YOUR ASSIGNMENT -
Within the data below, count the lines that include "ratio" and give only the count.

DATA FOR THIS TASK START

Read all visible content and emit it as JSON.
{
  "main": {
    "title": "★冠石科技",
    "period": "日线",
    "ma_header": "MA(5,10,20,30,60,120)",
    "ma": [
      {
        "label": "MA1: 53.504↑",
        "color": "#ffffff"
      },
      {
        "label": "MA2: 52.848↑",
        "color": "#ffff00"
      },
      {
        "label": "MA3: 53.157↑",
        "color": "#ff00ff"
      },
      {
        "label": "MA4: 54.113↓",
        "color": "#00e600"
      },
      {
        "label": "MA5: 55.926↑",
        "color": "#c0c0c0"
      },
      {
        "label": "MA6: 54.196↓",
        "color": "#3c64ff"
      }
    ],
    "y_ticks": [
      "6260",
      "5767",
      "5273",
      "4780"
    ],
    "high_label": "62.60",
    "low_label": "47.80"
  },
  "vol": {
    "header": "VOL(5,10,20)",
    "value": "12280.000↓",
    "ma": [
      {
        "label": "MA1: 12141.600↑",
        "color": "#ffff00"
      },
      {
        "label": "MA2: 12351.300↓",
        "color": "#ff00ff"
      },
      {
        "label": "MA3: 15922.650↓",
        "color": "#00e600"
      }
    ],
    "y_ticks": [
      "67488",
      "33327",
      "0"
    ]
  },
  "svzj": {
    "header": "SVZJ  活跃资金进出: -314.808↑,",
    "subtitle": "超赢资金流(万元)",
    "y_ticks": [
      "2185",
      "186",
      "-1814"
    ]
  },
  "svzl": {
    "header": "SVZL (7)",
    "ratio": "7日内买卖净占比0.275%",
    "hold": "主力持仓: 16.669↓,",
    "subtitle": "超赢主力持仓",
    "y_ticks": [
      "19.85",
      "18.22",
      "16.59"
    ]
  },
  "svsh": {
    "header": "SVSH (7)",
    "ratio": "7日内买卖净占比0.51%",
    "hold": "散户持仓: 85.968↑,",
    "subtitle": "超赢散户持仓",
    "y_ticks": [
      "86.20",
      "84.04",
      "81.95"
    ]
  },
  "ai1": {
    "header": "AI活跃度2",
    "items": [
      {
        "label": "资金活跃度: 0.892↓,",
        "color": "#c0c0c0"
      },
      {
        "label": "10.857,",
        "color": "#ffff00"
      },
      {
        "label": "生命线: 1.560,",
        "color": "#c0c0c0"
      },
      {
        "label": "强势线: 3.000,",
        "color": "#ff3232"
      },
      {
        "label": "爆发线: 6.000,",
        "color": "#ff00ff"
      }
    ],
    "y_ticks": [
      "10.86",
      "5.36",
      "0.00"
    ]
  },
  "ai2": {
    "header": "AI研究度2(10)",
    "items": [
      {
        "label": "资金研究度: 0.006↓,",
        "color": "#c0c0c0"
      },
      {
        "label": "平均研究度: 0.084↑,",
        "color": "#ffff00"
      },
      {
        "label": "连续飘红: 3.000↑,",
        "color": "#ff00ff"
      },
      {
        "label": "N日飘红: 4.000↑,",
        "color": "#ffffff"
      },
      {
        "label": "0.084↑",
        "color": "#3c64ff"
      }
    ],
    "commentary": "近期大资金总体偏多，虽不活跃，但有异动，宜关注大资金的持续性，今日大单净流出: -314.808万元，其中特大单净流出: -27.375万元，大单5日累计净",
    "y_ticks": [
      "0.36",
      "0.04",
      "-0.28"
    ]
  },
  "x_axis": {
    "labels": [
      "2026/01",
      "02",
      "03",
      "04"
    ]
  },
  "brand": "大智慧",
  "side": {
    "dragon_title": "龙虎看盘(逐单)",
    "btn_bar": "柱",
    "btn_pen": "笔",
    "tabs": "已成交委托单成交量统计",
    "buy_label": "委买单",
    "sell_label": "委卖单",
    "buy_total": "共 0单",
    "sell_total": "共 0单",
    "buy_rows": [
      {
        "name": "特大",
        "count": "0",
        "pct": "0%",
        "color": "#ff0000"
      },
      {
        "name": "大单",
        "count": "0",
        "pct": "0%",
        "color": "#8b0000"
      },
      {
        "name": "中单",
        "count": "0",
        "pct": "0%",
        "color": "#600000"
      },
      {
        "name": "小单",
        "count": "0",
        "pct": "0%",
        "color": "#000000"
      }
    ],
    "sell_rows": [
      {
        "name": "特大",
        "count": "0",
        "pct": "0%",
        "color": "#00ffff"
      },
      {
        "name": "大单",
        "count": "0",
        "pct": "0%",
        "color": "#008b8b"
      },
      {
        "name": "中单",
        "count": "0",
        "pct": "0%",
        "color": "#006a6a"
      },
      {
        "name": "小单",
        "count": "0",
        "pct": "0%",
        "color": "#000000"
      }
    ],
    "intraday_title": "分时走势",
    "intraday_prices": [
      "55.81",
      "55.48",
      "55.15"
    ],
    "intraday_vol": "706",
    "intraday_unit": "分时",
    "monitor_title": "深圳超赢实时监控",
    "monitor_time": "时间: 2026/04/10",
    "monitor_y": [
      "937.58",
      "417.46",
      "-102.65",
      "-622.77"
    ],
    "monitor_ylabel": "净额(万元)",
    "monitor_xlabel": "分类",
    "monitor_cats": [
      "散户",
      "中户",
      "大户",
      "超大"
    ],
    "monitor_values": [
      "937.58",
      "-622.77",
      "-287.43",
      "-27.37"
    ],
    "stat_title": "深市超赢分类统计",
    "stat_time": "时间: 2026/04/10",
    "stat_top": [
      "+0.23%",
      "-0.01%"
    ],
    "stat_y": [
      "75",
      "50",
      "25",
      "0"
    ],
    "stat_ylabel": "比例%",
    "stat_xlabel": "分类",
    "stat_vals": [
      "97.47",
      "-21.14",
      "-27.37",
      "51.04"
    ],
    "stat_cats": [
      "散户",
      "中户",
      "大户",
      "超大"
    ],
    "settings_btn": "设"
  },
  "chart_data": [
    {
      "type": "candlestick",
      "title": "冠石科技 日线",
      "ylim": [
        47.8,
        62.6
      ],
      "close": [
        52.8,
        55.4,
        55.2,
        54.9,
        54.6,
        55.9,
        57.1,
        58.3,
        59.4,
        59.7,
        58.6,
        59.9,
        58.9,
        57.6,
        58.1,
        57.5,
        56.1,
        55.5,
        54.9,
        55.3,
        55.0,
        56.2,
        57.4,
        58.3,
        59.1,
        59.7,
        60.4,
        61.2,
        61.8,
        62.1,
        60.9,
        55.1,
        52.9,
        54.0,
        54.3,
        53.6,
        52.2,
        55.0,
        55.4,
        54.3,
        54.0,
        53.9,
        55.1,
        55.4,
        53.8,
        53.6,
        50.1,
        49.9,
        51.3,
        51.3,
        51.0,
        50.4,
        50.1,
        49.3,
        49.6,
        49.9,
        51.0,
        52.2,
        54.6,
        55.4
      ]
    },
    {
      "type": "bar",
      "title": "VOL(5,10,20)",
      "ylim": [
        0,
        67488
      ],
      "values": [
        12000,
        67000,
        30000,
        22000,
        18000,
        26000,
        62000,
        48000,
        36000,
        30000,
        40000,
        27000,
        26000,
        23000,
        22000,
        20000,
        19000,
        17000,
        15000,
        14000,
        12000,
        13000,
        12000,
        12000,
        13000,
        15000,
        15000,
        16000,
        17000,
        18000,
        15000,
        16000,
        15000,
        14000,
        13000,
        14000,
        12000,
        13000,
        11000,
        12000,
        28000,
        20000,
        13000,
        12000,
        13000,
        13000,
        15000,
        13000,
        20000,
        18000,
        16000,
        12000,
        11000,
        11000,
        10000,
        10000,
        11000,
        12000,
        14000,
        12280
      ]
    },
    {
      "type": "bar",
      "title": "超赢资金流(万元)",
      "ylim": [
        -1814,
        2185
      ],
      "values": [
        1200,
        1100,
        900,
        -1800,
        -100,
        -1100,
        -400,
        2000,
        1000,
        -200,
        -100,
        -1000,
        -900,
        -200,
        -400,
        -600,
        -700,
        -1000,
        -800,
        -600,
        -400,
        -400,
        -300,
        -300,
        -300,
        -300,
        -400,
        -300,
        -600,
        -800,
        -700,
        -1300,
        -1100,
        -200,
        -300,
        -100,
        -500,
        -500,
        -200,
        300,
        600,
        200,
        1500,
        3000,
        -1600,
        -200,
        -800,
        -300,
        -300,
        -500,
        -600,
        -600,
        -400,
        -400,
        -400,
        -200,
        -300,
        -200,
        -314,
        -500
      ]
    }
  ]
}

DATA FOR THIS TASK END

ANSWER TO THE EXERCISE -
2